Recently, a mom wrote to me with the following problem:
“I have a 14-year-old daughter who is starting high school in the fall. Since she was a toddler, she’s always been confident and outgoing with lots of friends. She is beautiful, multi-talented and very smart. In the fall of 7th grade, her elementary school friends turned on her and she has not been able to find new ones since. Every time she makes friends, they eventually blow her off—making up excuses for not getting together or ignoring her when they see her—again and again. She ends up excluded, alone and blaming herself for somehow being 'annoying.' She gets defensive and angry if I talk about my experiences a zillion years ago or challenge her assumption that she is a loser. How can I help her?”
While this is not an unusual problem, the answer to it is pretty complex. But first let’s address the easier issue of this mother’s well-intentioned reaction to talk to her daughter about her own experiences and assure her daughter she’s not a loser. Both, in this case, are counter-productive for the following reasons. First, talking to the daughter about her past experiences probably comes across as if she thinks they’re the same and the daughter understandably doesn’t agree.
Second, instead of assuring her that she’s not a loser, a parent in this situation is better off saying something like: “If you really are feeling this badly about yourself, then we need to think through how you can feel better. You’re old enough that I know you want to figure this on your own but I’m asking that you trust me enough that we work on this together.”

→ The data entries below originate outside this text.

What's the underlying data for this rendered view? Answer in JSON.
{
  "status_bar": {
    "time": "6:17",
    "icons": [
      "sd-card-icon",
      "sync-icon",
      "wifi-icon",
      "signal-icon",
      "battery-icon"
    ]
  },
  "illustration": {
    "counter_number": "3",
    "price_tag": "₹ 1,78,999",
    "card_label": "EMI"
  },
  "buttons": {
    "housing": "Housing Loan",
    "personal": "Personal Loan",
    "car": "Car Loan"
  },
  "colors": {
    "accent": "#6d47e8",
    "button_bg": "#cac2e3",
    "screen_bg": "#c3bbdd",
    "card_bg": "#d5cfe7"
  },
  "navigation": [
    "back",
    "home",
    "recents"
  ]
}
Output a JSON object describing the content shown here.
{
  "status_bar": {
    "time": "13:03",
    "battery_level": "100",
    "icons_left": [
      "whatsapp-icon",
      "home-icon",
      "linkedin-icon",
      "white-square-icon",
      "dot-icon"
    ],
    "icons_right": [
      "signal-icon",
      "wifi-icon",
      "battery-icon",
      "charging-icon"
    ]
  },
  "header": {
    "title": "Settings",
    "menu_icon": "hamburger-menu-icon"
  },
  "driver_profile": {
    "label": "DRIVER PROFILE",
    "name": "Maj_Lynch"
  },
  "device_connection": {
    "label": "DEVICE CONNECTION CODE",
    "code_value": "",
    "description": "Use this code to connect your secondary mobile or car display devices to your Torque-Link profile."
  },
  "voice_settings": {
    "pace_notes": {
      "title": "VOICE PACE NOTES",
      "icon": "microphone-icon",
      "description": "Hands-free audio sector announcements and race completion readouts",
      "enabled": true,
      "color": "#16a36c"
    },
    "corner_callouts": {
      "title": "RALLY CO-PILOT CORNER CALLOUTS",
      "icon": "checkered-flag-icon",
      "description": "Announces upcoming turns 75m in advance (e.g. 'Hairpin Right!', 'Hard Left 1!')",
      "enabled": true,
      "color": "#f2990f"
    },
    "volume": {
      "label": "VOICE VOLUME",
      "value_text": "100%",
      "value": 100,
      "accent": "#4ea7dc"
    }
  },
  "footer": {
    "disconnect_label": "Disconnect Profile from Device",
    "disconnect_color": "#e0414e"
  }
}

Now, on to the more complicated issues. Girls in her position often learn to either hate other girls or turn themselves inside out trying to please the girls who are rejecting them. Not good. But here’s the hard thing to think about. Since this is a pattern of behavior, the big question is does this girl (and maybe by extension the mom) really want to know what the other girls think is the reason/explanation for their behavior? Because sometimes figuring out the reason for something can be pretty painful. In case either one of them do, here’s what I think are the most likely possibilities.
The girl really is as beautiful, multi-talented and smart as the mother says she is. As much as any parent loves having a child like this, it can easily cause friction with other kids. There are girls who are alienated because they’re good at something, intelligent, pretty and have a good body. (A girl can be pretty or have a good body without girls being jealous. If she has both, chances are good that they’ll either exclude her or worship her.)
Many parents, in reaction would say, “Those girls are all jealous and you can’t let them get you down.” This response is a way too simplistic soundbite. Jealousy is a complicated emotion and it often rages in the best of kids. Also there’s a very, very good chance that even if they were jealous, these other girls would never admit it to anyone—including themselves. Instead they would come up with reasons, that they absolutely believe, that justify their anger and rejection. Usually, the “reason” is that the girl is always trying to get attention or she thinks she’s better than the other girls because she’s always doing “x.” But that explanation doesn’t give any guidance about how the girl should manage herself so she feels better about how she’s handling the situation.
As a parent of a girl who is starting high school, this is the time for the daughter to figure out what’s going on—which means talking to some of the girls who have excluded her in the past. Here’s a suggestion for what she can say.
I know we aren’t friends anymore and I’m not calling you so things can go back to the way we were before. I’m calling because I really don’t know why you stopped wanting to hang out with me. I know this may sound strange but I want to know why. Maybe there’s something I need to hear and it may be hard for me to know but it’s important.
There’s a chance that the other girl will unleash on her. Or do the opposite by saying “No!” Or even say, “You promise you won’t get mad at me?” If that’s the case, the daughter can say, "I’m asking you to be honest but I hope you realize it may be hard for me.”
The big challenge here is separating the other girls’ baggage (jealousy, and insecurity) with the possibility there is something your daughter is doing that is pushing the other girls away: like not giving them enough space or not picking up small ways people communicate when they’re asking someone to stop doing something that’s irritating.
Bottom line is she shouldn’t apologize for her accomplishments or her natural characteristics. But if there’s behavior that she needs to self-reflect on, this is where she’ll learn to get difficult feedback from other people and uncover what she may need to change about how she conducts herself.
Remember I said be careful about the questions you ask because you may not really want the answer? Sometimes, even though it’s difficult and unpleasant, this is the way a girl can develop strong friendships she can depend on.
What would you advise this mom to do? Post a comment and tell me.
Rosalind Wiseman is the author of the best-sellingQueen Bee Moms & Kingpin Dads. For more info, go to www.rosalindwiseman.com. Do you have a parenting question? E-mail firstname.lastname@example.org.